▶ Task instructions
What lines in the records below include the word "图形电镀"? Return each one.

Data records for software interfaces

====================

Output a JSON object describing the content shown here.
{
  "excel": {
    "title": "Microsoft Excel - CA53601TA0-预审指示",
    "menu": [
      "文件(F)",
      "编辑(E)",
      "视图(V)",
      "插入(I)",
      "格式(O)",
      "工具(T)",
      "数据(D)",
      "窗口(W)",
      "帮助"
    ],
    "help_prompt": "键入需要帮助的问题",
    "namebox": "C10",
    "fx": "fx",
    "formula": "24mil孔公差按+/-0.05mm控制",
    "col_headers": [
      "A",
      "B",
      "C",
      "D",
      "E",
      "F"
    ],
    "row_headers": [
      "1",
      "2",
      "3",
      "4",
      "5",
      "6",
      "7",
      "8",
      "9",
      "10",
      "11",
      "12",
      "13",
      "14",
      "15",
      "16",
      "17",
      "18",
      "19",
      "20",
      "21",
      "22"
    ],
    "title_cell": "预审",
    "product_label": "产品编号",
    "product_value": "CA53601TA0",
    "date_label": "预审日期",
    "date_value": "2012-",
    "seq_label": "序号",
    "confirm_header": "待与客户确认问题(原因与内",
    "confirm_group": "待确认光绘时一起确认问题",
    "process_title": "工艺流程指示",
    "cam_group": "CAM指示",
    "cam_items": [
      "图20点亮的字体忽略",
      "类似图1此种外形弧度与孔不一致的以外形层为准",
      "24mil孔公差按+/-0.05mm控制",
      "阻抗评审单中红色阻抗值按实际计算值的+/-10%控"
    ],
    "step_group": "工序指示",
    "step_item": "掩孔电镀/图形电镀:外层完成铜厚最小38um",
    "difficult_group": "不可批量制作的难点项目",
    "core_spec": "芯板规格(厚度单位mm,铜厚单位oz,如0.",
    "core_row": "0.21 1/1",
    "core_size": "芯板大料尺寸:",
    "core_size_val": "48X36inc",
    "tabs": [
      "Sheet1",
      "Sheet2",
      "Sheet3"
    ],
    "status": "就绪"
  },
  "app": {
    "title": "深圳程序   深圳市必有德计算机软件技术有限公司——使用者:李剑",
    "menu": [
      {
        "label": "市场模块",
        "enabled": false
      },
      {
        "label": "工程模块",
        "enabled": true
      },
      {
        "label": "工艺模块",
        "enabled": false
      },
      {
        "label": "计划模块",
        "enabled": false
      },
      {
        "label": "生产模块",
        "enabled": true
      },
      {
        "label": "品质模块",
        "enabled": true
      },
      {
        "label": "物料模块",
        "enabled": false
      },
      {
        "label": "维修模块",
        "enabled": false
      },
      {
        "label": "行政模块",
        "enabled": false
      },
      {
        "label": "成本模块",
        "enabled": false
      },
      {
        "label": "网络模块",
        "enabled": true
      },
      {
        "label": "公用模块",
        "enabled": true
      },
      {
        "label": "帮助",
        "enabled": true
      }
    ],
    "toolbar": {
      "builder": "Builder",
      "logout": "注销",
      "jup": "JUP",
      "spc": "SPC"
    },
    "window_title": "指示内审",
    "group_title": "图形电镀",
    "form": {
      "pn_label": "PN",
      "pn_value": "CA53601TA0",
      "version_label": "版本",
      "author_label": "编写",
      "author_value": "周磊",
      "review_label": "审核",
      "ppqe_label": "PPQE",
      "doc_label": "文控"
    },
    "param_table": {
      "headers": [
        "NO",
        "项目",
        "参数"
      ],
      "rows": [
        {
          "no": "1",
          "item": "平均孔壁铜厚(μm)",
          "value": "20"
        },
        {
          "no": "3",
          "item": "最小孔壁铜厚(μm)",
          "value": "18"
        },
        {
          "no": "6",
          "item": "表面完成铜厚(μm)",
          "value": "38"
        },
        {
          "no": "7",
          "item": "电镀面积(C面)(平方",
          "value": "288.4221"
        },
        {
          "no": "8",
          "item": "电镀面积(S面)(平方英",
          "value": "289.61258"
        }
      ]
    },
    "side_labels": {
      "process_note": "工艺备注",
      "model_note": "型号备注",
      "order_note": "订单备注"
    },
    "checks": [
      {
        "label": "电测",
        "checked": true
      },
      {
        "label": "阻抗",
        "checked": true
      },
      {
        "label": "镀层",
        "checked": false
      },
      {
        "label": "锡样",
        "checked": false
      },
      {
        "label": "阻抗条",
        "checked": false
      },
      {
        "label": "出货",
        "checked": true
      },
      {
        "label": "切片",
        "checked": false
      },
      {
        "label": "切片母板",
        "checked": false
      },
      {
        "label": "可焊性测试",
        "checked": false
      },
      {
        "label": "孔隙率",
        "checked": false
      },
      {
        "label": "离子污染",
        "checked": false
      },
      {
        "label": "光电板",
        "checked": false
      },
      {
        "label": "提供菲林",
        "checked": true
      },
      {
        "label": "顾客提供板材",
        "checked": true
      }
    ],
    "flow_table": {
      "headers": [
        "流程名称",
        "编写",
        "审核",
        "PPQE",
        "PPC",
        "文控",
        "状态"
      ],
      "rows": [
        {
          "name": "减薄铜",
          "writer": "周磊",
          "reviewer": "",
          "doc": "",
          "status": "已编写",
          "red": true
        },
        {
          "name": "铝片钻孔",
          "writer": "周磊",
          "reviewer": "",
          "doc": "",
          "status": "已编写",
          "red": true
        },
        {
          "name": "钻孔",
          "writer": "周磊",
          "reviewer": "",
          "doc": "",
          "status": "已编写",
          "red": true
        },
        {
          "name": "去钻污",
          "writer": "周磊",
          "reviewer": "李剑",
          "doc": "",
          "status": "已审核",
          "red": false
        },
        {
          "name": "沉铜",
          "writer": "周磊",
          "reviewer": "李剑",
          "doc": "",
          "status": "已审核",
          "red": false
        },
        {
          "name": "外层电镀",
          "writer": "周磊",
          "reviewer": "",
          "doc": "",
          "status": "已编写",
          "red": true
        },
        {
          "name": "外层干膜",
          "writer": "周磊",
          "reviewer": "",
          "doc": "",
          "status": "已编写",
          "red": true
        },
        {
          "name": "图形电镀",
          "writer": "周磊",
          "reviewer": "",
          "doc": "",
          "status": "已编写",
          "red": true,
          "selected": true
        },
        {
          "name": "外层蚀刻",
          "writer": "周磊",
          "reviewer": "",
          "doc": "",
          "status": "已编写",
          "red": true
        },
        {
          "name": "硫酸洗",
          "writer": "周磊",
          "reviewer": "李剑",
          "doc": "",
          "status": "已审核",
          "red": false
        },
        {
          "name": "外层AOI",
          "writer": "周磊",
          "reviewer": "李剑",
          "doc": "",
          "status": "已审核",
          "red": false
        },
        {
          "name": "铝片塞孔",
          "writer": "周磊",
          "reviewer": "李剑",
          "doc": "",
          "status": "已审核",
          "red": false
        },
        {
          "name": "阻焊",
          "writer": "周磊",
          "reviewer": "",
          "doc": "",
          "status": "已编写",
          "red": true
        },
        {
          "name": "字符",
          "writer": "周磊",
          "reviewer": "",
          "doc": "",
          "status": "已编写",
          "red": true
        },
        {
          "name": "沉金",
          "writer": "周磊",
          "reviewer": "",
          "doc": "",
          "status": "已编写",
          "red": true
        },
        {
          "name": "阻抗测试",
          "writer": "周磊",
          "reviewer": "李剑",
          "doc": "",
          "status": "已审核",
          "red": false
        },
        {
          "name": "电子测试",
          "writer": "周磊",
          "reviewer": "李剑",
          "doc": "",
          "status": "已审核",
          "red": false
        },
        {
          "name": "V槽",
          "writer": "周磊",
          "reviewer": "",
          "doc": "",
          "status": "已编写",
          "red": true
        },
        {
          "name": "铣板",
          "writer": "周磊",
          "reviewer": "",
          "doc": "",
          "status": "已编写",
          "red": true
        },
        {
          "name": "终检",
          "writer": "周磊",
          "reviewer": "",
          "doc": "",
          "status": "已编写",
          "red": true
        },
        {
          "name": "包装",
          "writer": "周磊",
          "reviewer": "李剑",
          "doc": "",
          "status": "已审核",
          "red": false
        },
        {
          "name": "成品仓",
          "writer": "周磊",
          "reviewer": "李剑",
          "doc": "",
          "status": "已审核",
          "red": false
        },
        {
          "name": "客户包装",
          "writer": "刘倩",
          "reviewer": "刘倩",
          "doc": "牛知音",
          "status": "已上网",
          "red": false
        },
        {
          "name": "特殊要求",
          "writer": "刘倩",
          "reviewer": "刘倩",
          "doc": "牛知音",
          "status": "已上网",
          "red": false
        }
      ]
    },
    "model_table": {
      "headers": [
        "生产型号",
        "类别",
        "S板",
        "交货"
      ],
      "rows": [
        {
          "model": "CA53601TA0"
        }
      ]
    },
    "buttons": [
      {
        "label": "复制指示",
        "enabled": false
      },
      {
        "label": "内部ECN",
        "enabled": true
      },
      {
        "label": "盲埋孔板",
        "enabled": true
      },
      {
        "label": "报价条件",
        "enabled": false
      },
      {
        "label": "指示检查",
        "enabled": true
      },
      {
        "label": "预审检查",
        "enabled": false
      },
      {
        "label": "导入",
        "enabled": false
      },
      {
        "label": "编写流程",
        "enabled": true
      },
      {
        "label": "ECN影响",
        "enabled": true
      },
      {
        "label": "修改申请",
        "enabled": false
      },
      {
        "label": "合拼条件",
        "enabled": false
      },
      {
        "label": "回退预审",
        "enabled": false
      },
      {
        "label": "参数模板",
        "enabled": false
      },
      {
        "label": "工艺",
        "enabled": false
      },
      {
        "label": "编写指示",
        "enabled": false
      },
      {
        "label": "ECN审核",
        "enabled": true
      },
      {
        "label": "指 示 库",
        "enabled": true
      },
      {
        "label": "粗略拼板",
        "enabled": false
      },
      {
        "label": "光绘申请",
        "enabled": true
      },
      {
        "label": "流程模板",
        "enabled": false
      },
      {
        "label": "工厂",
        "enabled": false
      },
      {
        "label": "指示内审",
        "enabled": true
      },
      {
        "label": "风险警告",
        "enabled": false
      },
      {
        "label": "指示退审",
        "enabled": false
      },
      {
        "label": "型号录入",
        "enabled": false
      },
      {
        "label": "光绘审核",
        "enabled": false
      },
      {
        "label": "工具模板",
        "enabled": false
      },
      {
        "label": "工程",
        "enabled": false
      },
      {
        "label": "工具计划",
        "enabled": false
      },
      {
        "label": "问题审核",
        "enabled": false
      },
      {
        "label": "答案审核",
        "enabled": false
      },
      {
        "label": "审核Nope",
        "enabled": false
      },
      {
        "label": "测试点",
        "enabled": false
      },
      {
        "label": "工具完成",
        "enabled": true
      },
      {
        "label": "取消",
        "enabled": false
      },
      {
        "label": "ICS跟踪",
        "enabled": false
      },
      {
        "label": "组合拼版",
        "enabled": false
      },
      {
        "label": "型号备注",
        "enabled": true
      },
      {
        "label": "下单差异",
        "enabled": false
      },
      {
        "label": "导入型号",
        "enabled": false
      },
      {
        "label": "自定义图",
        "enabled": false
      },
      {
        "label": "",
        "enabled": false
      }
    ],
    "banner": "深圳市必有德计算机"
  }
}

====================

▶ Answer to the exercise
    "step_item": "掩孔电镀/图形电镀:外层完成铜厚最小38um",
    "group_title": "图形电镀",
          "name": "图形电镀",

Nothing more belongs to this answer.